======== DATA SHOWN ========

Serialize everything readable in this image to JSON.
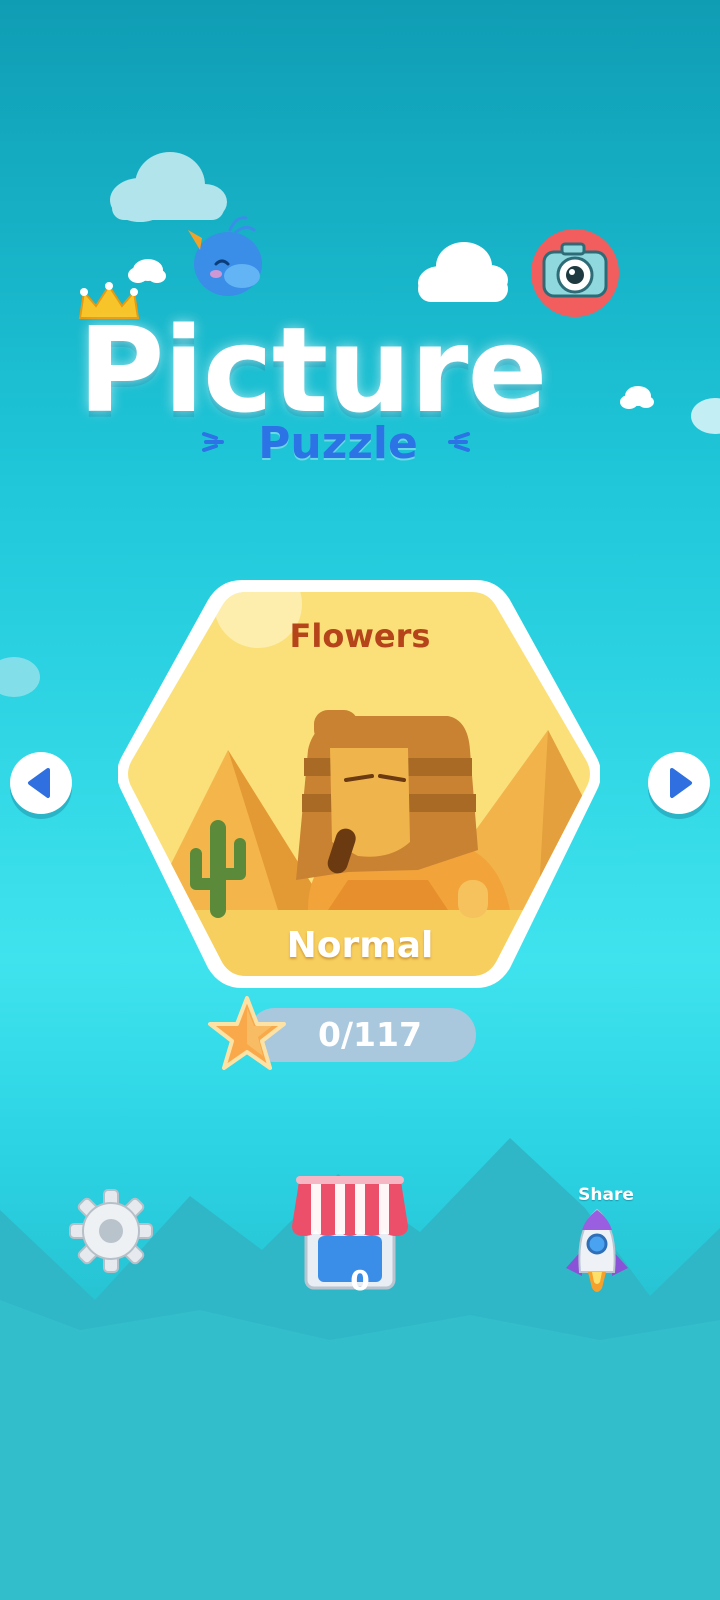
{
  "title": {
    "main": "Picture",
    "sub": "Puzzle"
  },
  "level_card": {
    "category": "Flowers",
    "difficulty": "Normal",
    "artwork": "sphinx-desert-illustration"
  },
  "progress": {
    "text": "0/117",
    "icon": "star-icon"
  },
  "navigation": {
    "prev_icon": "arrow-left-icon",
    "next_icon": "arrow-right-icon"
  },
  "bottom_bar": {
    "settings_icon": "gear-icon",
    "shop_icon": "shop-icon",
    "shop_count": "0",
    "share_label": "Share",
    "share_icon": "rocket-icon"
  },
  "colors": {
    "bg_top": "#0f9db4",
    "bg_mid": "#3fe3ee",
    "title_sub": "#2c73e6",
    "category_text": "#b6441a",
    "card_fill": "#f9d35a",
    "accent_red": "#e8455a"
  }
}
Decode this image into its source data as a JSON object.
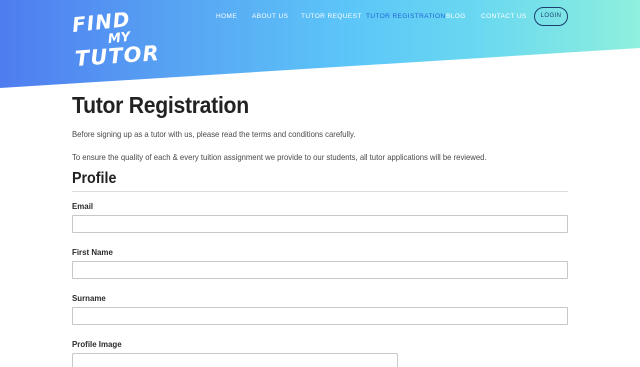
{
  "brand": {
    "logo_line1": "FIND",
    "logo_line2": "MY",
    "logo_line3": "TUTOR"
  },
  "nav": {
    "items": [
      {
        "label": "HOME"
      },
      {
        "label": "ABOUT US"
      },
      {
        "label": "TUTOR REQUEST"
      },
      {
        "label": "TUTOR REGISTRATION",
        "active": true
      },
      {
        "label": "BLOG"
      },
      {
        "label": "CONTACT US"
      }
    ],
    "login_label": "LOGIN"
  },
  "page": {
    "title": "Tutor Registration",
    "intro1": "Before signing up as a tutor with us, please read the terms and conditions carefully.",
    "intro2": "To ensure the quality of each & every tuition assignment we provide to our students, all tutor applications will be reviewed."
  },
  "profile": {
    "section_title": "Profile",
    "fields": [
      {
        "label": "Email",
        "value": "",
        "placeholder": ""
      },
      {
        "label": "First Name",
        "value": "",
        "placeholder": ""
      },
      {
        "label": "Surname",
        "value": "",
        "placeholder": ""
      },
      {
        "label": "Profile Image"
      }
    ]
  },
  "colors": {
    "accent": "#1f63d6",
    "gradient_start": "#4f7cf0",
    "gradient_end": "#8ff0dd",
    "nav_text": "#ffffff",
    "login_border": "#1c3d6e"
  }
}
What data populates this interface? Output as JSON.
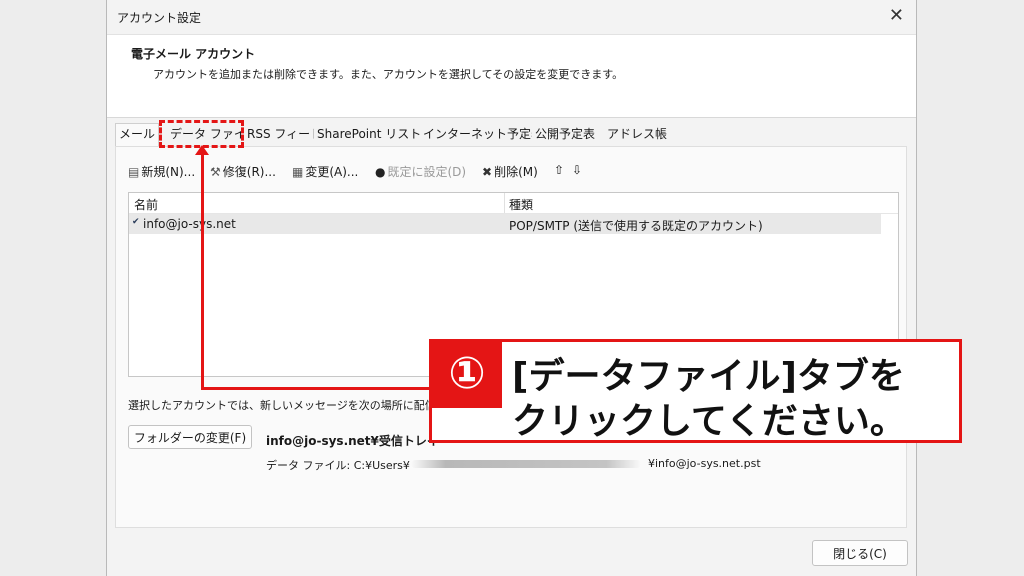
{
  "window": {
    "title": "アカウント設定",
    "close_glyph": "✕"
  },
  "header": {
    "title": "電子メール アカウント",
    "description": "アカウントを追加または削除できます。また、アカウントを選択してその設定を変更できます。"
  },
  "tabs": [
    {
      "label": "メール",
      "active": true
    },
    {
      "label": "データ ファイル",
      "active": false
    },
    {
      "label": "RSS フィード",
      "active": false
    },
    {
      "label": "SharePoint リスト",
      "active": false
    },
    {
      "label": "インターネット予定表",
      "active": false
    },
    {
      "label": "公開予定表",
      "active": false
    },
    {
      "label": "アドレス帳",
      "active": false
    }
  ],
  "toolbar": {
    "new_label": "新規(N)...",
    "repair_label": "修復(R)...",
    "change_label": "変更(A)...",
    "default_label": "既定に設定(D)",
    "remove_label": "削除(M)",
    "up_glyph": "⇧",
    "down_glyph": "⇩"
  },
  "list": {
    "columns": [
      "名前",
      "種類"
    ],
    "rows": [
      {
        "name": "info@jo-sys.net",
        "type": "POP/SMTP (送信で使用する既定のアカウント)",
        "default": true
      }
    ]
  },
  "delivery": {
    "text": "選択したアカウントでは、新しいメッセージを次の場所に配信し",
    "folder_button": "フォルダーの変更(F)",
    "inbox_path": "info@jo-sys.net¥受信トレイ",
    "datafile_prefix": "データ ファイル: C:¥Users¥",
    "datafile_suffix": "¥info@jo-sys.net.pst"
  },
  "close_button": "閉じる(C)",
  "annotation": {
    "number": "①",
    "line1": "[データファイル]タブを",
    "line2": "クリックしてください。",
    "color": "#e41515"
  }
}
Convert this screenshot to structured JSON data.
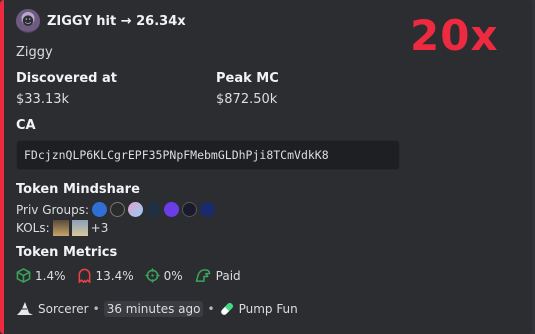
{
  "author": {
    "name": "ZIGGY hit → 26.34x",
    "avatar_icon": "ziggy-avatar"
  },
  "multiplier": "20x",
  "description": "Ziggy",
  "fields": {
    "discovered": {
      "title": "Discovered at",
      "value": "$33.13k"
    },
    "peak": {
      "title": "Peak MC",
      "value": "$872.50k"
    }
  },
  "ca": {
    "title": "CA",
    "value": "FDcjznQLP6KLCgrEPF35PNpFMebmGLDhPji8TCmVdkK8"
  },
  "mindshare": {
    "title": "Token Mindshare",
    "priv_label": "Priv Groups:",
    "kols_label": "KOLs:",
    "kols_more": "+3"
  },
  "metrics": {
    "title": "Token Metrics",
    "items": [
      {
        "icon": "cube-icon",
        "value": "1.4%",
        "color": "#3ba55c"
      },
      {
        "icon": "ghost-icon",
        "value": "13.4%",
        "color": "#ed4245"
      },
      {
        "icon": "crosshair-icon",
        "value": "0%",
        "color": "#3ba55c"
      },
      {
        "icon": "dex-paid-icon",
        "value": "Paid",
        "color": "#3ba55c"
      }
    ]
  },
  "footer": {
    "bot": "Sorcerer",
    "time": "36 minutes ago",
    "platform": "Pump Fun",
    "separator": "•"
  },
  "colors": {
    "accent": "#ed2a3f",
    "embed_bg": "#2b2d31",
    "page_bg": "#313338"
  }
}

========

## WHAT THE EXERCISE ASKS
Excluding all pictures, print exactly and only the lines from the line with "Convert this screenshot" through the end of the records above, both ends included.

## TASK RESULT
Convert this screenshot to structured JSON data.
{
  "author": {
    "name": "ZIGGY hit → 26.34x",
    "avatar_icon": "ziggy-avatar"
  },
  "multiplier": "20x",
  "description": "Ziggy",
  "fields": {
    "discovered": {
      "title": "Discovered at",
      "value": "$33.13k"
    },
    "peak": {
      "title": "Peak MC",
      "value": "$872.50k"
    }
  },
  "ca": {
    "title": "CA",
    "value": "FDcjznQLP6KLCgrEPF35PNpFMebmGLDhPji8TCmVdkK8"
  },
  "mindshare": {
    "title": "Token Mindshare",
    "priv_label": "Priv Groups:",
    "kols_label": "KOLs:",
    "kols_more": "+3"
  },
  "metrics": {
    "title": "Token Metrics",
    "items": [
      {
        "icon": "cube-icon",
        "value": "1.4%",
        "color": "#3ba55c"
      },
      {
        "icon": "ghost-icon",
        "value": "13.4%",
        "color": "#ed4245"
      },
      {
        "icon": "crosshair-icon",
        "value": "0%",
        "color": "#3ba55c"
      },
      {
        "icon": "dex-paid-icon",
        "value": "Paid",
        "color": "#3ba55c"
      }
    ]
  },
  "footer": {
    "bot": "Sorcerer",
    "time": "36 minutes ago",
    "platform": "Pump Fun",
    "separator": "•"
  },
  "colors": {
    "accent": "#ed2a3f",
    "embed_bg": "#2b2d31",
    "page_bg": "#313338"
  }
}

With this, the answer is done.